In the previous examples we have been doing a naive prediction from the linear dependency between temperature and staff. However, the temperature, by itself, is a too simplistic model. In our csv file with weather data we have more information available, such as humidity, wind speed etc. In order to do this we are going to use something called a linear combination.
The linear combination we are going to do for our new prediction consists of two parts. Weights (theta) and values (x). Each variable we want to use for our prediction is going to be composed of a pairs of weights and values. To get the final score we simply sum them up.
score = (theta_1 * x_1) + (theta_2 * x_2)
The parenthesis is not really necessary, but is used to better show the pair for each variable we are using in our linear combination. With this model we can append any number of variable pairs to any length we want.

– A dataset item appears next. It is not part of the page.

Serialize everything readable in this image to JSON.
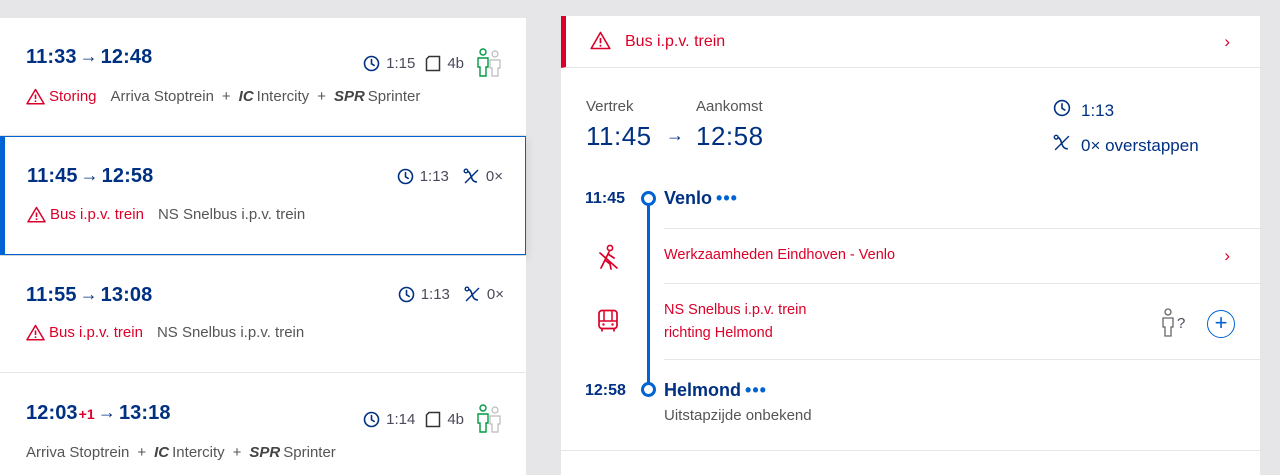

But what is really the thetas and x values doing with the score? A good analogy here might be recording studio. The thetas can be thought of as the sliders on a mixer board.
They signifies how much volume is going to be let though to the speakers (the score in our case). We can allow for more volume to be let though if we drag the slider a bit up and allow for less volume if we slide it a bit down. This slider (the theta) can therefore be seen as a weight of how much of this particular channel we are going to let effect the final score.

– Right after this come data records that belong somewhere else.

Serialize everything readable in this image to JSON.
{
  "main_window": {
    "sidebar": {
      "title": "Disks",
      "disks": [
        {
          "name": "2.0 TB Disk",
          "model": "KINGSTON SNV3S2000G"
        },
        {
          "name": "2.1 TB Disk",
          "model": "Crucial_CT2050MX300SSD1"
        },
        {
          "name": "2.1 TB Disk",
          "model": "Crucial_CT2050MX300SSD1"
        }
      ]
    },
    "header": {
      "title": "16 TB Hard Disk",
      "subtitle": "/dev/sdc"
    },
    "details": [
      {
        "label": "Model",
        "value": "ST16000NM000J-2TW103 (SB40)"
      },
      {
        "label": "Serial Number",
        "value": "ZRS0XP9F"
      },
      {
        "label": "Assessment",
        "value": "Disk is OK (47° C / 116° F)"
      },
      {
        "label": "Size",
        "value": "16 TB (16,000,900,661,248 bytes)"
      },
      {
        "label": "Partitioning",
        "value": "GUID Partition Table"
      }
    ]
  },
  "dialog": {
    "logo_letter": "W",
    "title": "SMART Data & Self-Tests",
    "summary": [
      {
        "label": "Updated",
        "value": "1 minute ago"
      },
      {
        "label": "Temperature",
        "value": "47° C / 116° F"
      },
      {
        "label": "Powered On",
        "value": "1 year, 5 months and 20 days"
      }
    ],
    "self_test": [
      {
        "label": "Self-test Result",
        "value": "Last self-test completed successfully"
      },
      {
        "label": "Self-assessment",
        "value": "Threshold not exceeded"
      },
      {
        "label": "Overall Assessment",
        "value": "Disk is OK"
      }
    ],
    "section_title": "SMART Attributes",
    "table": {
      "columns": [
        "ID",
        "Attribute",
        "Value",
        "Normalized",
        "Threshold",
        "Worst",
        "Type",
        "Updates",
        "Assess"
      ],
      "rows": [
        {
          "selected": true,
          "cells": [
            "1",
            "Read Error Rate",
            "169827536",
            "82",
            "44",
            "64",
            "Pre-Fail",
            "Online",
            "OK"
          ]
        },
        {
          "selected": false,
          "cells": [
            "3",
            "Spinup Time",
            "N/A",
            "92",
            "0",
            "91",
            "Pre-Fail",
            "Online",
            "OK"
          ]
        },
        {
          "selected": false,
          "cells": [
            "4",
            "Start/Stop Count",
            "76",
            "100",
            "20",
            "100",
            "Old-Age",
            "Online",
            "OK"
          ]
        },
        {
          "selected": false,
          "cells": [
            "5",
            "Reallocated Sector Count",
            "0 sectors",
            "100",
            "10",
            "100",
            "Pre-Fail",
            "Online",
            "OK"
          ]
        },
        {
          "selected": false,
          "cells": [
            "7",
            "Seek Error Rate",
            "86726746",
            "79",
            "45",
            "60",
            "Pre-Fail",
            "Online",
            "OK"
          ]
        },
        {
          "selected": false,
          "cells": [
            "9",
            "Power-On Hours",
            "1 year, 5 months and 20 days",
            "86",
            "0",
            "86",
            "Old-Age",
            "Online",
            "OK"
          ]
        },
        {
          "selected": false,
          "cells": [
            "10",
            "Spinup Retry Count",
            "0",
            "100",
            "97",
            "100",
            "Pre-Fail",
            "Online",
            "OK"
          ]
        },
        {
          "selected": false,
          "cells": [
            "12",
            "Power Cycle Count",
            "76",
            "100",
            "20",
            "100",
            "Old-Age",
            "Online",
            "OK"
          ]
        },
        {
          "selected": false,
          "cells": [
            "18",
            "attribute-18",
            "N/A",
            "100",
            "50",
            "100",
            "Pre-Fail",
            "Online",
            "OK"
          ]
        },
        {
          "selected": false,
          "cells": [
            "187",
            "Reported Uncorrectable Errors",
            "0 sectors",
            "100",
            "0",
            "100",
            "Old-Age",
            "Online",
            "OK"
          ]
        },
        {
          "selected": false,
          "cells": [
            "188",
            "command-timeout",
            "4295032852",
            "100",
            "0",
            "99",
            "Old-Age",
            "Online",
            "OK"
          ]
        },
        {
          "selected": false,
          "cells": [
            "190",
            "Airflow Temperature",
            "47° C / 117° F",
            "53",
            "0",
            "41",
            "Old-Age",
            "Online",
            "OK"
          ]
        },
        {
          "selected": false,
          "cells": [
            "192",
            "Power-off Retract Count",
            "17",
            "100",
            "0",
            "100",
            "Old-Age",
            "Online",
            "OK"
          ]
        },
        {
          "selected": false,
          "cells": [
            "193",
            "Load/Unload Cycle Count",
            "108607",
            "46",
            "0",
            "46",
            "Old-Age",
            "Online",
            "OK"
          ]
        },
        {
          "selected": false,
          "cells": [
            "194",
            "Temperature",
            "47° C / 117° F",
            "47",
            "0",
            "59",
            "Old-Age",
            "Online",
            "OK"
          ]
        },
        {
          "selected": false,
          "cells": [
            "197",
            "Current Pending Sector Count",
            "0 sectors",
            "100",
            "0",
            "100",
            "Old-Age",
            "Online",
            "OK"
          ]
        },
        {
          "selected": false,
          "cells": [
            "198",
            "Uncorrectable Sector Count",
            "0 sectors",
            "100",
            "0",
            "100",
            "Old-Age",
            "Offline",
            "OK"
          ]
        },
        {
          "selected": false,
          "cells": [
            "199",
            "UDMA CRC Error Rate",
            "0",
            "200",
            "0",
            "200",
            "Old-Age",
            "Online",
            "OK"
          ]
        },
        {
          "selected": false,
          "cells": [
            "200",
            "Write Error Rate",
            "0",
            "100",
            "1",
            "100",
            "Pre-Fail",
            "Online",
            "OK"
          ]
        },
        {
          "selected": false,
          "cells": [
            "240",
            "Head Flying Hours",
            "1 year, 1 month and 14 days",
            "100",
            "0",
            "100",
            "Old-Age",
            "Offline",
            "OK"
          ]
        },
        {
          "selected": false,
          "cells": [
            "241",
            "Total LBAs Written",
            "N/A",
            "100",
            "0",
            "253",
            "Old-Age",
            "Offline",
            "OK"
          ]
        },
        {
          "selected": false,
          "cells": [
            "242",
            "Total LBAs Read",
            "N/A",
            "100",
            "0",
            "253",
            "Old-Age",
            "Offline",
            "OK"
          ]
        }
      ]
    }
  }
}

If the singer is screaming at the top of his lungs into the microphone the volume is going to be higher than if he is whispering. The input to the channel from the microphone is signified by our x variable. We can adjust for “screaming” in the x variable by having a lower theta for that channel if it effects the final score too much. The reverse is also true. If we want to adjust for “whispering” to amplify the input value we can set a higher theta for that x value.

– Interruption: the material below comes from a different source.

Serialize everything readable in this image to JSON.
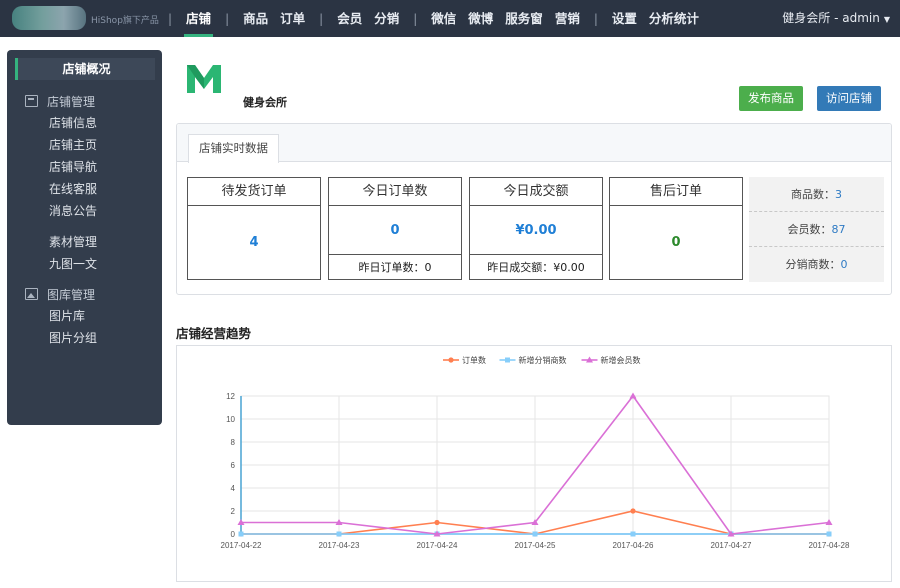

By having these weights for each x we can make a linear combination of multiple variables to form a final scalar scoring.